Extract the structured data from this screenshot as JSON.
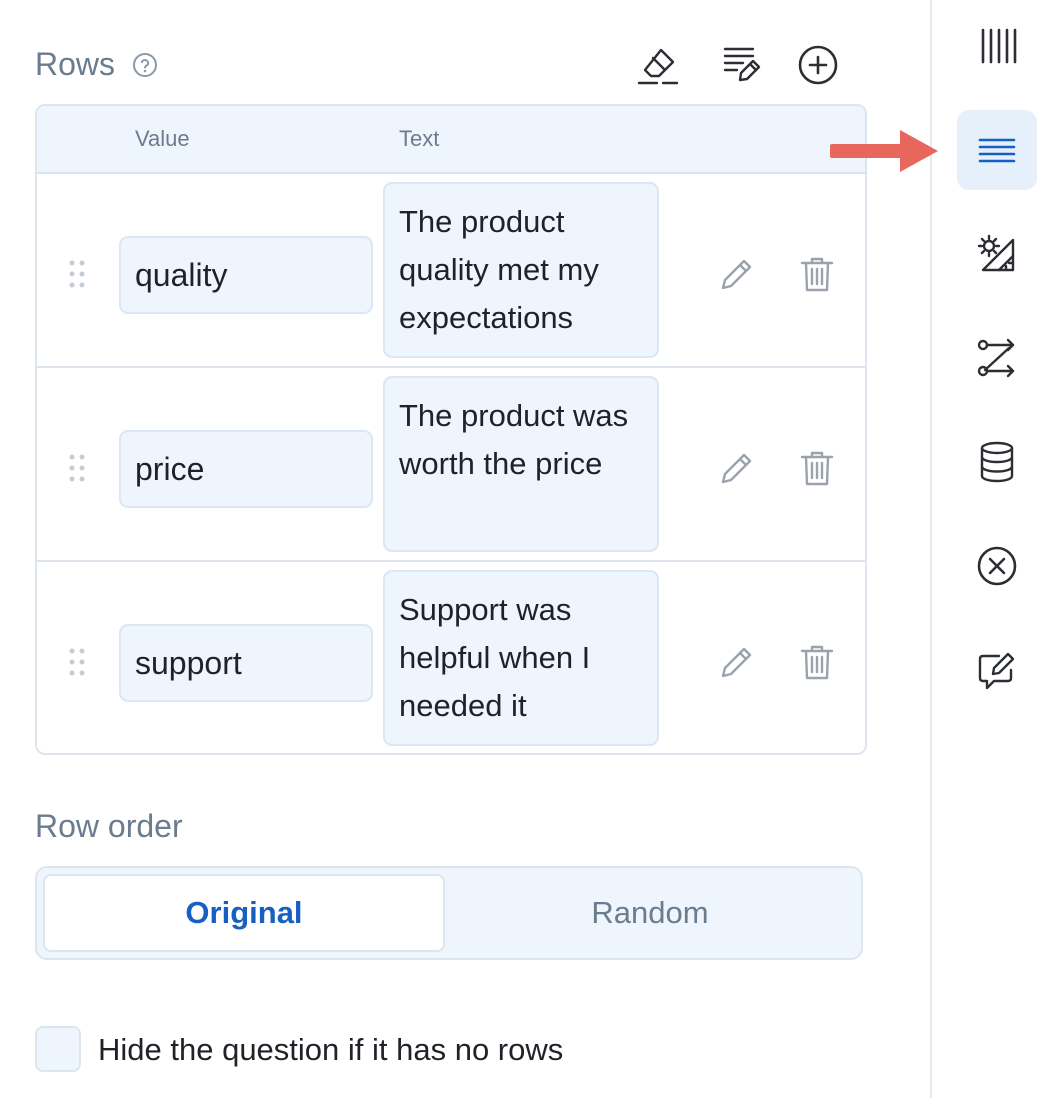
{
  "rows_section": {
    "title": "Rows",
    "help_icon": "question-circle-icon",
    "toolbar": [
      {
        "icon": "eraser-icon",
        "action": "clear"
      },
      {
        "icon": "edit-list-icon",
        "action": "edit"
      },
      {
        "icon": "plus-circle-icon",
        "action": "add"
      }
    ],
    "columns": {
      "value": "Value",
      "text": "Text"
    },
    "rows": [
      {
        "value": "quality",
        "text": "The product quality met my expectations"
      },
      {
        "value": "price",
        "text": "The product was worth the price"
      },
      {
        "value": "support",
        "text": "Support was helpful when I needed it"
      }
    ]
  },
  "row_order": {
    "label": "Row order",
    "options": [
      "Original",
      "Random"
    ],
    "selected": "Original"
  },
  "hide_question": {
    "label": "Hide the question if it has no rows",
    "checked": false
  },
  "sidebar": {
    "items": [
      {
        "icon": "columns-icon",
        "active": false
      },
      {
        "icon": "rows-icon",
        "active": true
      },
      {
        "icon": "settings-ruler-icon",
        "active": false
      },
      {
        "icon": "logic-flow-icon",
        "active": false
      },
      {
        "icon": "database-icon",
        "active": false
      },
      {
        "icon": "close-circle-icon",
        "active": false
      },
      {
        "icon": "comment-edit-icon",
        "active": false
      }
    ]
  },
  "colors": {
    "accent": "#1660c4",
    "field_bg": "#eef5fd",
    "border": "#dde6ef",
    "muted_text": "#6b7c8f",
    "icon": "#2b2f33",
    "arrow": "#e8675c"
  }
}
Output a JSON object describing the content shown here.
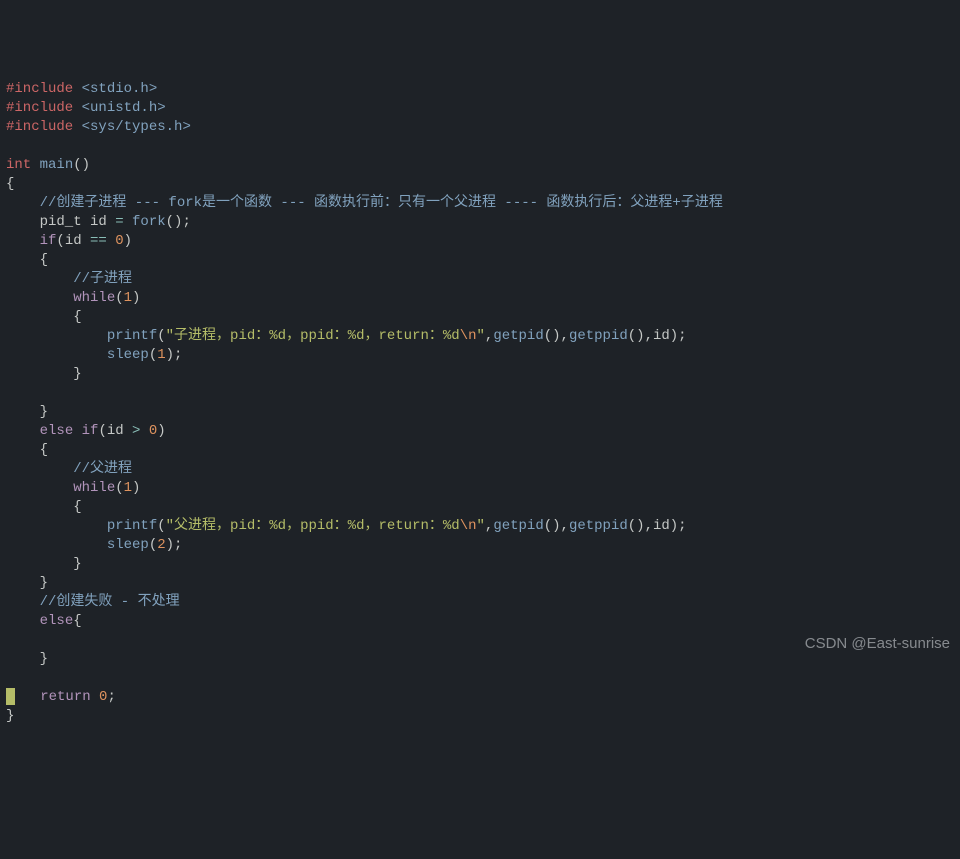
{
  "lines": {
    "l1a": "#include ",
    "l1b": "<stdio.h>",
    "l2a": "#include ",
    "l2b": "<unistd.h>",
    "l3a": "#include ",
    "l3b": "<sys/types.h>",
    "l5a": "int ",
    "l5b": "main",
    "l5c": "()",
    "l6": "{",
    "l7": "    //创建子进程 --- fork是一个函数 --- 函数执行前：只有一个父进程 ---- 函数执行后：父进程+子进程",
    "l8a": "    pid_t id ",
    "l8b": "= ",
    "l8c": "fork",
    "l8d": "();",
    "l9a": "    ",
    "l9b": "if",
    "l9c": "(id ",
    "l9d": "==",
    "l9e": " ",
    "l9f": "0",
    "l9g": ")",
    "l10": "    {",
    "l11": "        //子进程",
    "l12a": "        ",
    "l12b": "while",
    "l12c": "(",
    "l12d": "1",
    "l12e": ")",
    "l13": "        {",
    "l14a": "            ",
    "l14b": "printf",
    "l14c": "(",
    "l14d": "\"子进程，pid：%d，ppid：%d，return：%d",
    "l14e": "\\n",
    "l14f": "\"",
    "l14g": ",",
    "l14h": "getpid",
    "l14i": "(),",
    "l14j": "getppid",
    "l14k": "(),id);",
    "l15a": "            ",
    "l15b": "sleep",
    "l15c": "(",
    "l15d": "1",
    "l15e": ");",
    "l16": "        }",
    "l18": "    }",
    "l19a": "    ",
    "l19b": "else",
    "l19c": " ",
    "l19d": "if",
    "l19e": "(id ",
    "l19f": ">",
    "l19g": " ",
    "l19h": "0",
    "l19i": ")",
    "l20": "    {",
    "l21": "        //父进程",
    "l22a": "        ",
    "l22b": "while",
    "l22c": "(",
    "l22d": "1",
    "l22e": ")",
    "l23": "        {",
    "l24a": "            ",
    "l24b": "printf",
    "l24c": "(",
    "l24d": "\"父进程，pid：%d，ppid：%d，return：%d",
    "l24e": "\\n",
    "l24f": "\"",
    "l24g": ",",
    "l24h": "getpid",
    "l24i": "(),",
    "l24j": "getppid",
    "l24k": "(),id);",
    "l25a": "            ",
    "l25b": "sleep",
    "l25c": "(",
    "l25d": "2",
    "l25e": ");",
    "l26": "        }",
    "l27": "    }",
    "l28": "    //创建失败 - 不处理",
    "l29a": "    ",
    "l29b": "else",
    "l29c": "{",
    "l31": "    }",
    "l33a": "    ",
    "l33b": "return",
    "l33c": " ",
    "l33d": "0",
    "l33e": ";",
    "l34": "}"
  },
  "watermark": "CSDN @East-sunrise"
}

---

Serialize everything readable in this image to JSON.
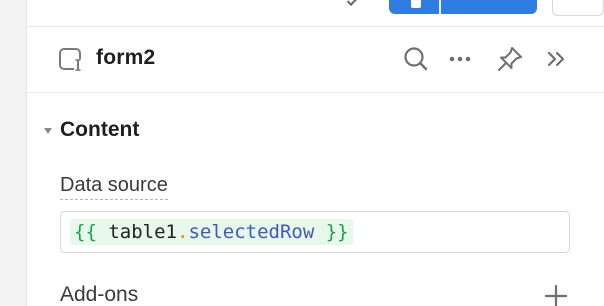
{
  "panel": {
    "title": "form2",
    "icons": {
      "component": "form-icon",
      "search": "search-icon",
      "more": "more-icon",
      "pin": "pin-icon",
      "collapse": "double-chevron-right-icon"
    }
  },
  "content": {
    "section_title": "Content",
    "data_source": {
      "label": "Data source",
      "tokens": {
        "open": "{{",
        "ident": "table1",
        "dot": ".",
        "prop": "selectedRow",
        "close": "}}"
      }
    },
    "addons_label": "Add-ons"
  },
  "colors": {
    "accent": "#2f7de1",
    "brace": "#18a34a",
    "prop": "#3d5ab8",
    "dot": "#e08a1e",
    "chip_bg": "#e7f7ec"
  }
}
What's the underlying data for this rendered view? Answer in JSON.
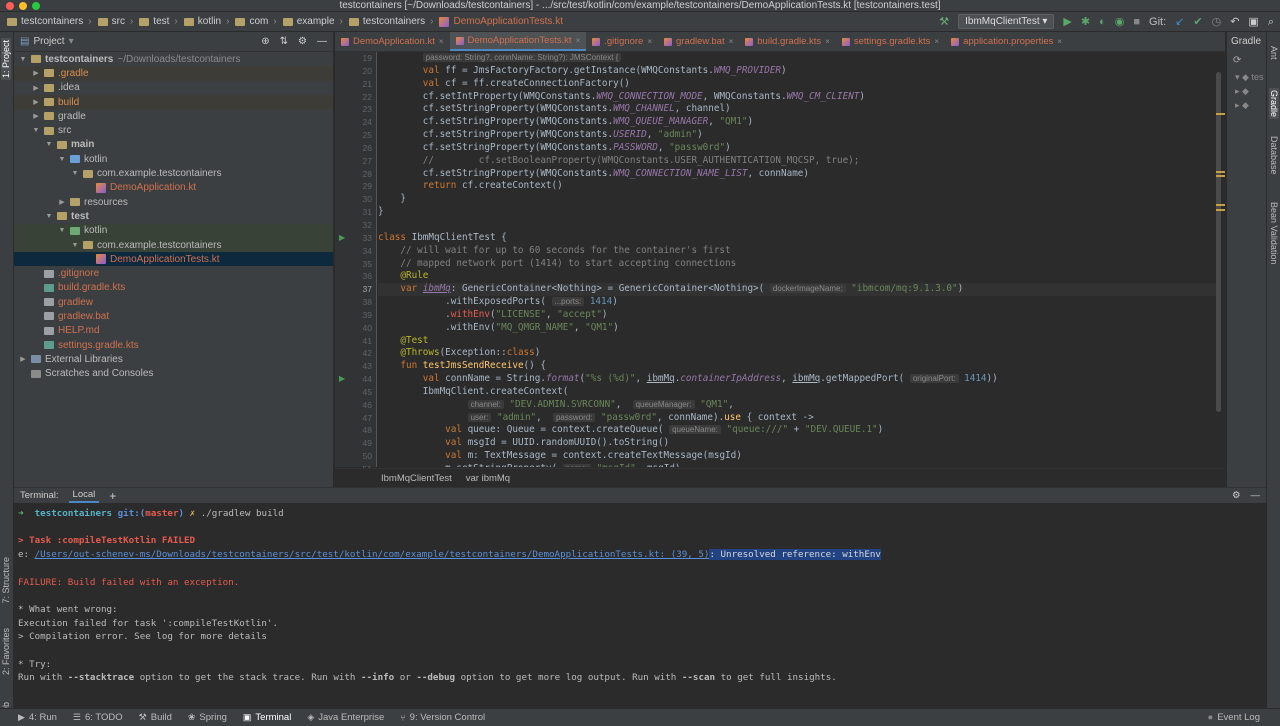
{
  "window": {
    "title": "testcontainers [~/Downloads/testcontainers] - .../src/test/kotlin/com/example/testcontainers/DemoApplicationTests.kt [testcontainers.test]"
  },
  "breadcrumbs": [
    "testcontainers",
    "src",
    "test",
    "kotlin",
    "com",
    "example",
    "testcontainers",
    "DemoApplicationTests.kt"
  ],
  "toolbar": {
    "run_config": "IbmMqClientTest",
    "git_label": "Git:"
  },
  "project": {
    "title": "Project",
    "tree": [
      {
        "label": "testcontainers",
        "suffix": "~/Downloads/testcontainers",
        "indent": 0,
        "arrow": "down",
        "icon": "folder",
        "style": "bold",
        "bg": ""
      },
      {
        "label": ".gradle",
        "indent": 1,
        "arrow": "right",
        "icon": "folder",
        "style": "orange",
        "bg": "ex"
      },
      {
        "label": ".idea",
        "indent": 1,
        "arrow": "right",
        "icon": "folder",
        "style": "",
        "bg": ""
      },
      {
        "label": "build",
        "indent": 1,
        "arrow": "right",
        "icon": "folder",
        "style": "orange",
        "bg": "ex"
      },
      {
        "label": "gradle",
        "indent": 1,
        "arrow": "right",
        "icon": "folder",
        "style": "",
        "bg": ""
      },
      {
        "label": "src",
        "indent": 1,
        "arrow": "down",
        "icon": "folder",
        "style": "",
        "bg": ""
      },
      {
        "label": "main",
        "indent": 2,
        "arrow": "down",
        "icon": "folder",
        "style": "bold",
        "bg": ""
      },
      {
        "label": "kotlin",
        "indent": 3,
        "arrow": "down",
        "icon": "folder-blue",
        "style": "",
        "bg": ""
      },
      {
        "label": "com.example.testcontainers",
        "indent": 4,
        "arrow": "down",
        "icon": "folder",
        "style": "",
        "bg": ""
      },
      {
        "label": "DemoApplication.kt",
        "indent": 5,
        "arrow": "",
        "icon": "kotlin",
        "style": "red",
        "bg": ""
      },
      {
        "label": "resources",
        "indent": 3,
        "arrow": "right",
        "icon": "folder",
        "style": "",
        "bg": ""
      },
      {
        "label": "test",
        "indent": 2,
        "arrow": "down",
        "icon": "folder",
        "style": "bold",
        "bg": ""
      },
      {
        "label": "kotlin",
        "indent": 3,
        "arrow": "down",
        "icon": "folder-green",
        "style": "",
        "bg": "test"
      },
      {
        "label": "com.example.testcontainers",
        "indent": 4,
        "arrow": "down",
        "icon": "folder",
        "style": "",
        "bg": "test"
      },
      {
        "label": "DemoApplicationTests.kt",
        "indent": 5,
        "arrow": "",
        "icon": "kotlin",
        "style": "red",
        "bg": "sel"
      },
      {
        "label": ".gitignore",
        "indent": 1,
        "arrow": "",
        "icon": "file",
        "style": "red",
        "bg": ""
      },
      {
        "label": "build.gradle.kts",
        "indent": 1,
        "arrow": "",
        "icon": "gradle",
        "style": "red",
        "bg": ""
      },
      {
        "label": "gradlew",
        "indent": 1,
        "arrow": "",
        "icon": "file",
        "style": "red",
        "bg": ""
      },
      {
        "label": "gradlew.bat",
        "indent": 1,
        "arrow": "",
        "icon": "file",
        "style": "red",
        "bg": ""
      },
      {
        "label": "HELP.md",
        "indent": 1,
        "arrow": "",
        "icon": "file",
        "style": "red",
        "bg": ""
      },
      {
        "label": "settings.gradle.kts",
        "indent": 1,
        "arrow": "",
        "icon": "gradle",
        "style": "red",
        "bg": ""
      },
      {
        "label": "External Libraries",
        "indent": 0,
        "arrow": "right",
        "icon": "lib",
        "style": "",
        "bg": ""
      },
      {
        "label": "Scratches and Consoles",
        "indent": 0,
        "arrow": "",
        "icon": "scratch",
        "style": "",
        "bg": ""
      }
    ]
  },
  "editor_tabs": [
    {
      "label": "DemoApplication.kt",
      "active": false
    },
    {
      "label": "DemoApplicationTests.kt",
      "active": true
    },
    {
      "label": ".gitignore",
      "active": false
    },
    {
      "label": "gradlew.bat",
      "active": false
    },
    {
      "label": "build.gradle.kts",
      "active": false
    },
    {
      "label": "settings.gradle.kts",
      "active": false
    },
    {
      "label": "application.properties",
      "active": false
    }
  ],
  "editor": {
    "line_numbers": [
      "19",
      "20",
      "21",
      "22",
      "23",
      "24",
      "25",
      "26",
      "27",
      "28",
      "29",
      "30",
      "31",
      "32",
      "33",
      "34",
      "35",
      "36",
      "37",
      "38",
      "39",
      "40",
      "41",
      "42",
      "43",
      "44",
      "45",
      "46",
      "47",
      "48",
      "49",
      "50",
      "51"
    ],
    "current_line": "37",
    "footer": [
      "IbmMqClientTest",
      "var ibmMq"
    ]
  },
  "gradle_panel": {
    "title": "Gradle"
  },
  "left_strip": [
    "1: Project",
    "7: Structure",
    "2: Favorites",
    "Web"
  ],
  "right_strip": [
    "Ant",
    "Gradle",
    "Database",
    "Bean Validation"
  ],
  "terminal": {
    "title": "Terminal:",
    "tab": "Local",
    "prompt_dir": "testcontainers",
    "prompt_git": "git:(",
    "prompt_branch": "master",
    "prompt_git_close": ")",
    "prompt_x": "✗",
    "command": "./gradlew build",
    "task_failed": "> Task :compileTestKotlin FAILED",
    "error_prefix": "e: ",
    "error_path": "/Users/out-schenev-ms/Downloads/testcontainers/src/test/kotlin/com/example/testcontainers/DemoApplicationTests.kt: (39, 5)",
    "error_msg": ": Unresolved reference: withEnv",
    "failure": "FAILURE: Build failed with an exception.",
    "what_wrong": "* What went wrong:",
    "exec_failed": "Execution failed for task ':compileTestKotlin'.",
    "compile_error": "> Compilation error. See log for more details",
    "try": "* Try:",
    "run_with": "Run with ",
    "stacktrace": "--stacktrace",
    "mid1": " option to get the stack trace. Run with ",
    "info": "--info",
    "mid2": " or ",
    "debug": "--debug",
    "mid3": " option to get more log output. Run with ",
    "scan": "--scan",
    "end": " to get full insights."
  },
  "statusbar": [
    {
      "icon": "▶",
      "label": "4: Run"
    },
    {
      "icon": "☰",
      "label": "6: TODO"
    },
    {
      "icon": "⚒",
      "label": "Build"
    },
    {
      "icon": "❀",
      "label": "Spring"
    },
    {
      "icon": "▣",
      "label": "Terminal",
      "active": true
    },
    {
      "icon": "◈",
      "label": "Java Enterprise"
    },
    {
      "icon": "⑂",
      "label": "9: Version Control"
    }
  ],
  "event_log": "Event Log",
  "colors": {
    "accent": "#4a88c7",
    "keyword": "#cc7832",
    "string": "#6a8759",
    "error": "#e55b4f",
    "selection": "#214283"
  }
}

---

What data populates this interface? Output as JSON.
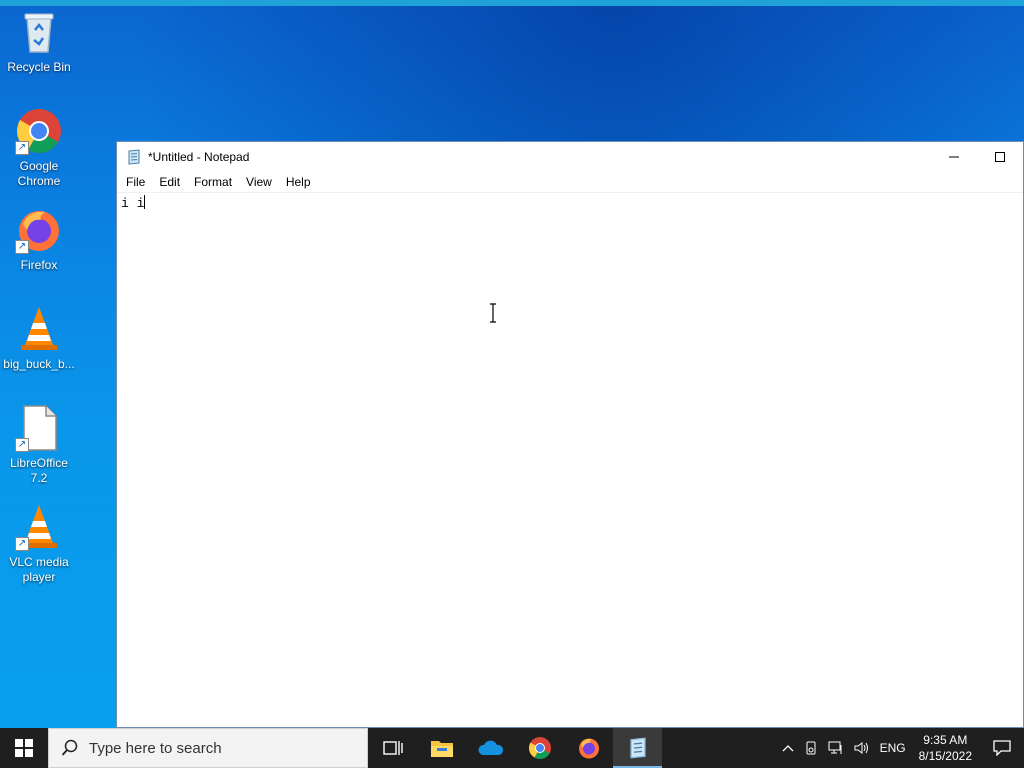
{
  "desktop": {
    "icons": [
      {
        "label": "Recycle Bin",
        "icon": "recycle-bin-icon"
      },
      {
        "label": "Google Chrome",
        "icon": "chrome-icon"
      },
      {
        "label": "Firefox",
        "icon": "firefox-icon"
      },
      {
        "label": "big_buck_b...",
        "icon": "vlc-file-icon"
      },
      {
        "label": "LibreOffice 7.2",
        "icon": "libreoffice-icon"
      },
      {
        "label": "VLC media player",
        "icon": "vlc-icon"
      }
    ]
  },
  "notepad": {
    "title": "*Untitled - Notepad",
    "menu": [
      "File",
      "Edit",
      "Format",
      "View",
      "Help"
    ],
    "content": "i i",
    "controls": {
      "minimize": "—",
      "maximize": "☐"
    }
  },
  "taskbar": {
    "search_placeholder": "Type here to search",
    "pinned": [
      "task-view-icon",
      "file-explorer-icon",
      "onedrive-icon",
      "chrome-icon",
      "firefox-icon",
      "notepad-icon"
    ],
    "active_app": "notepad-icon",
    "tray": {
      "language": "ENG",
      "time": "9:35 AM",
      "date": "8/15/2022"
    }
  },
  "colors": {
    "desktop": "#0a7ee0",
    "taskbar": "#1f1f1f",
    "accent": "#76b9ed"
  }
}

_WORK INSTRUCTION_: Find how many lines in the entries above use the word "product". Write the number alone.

_RESULT BELOW_: 2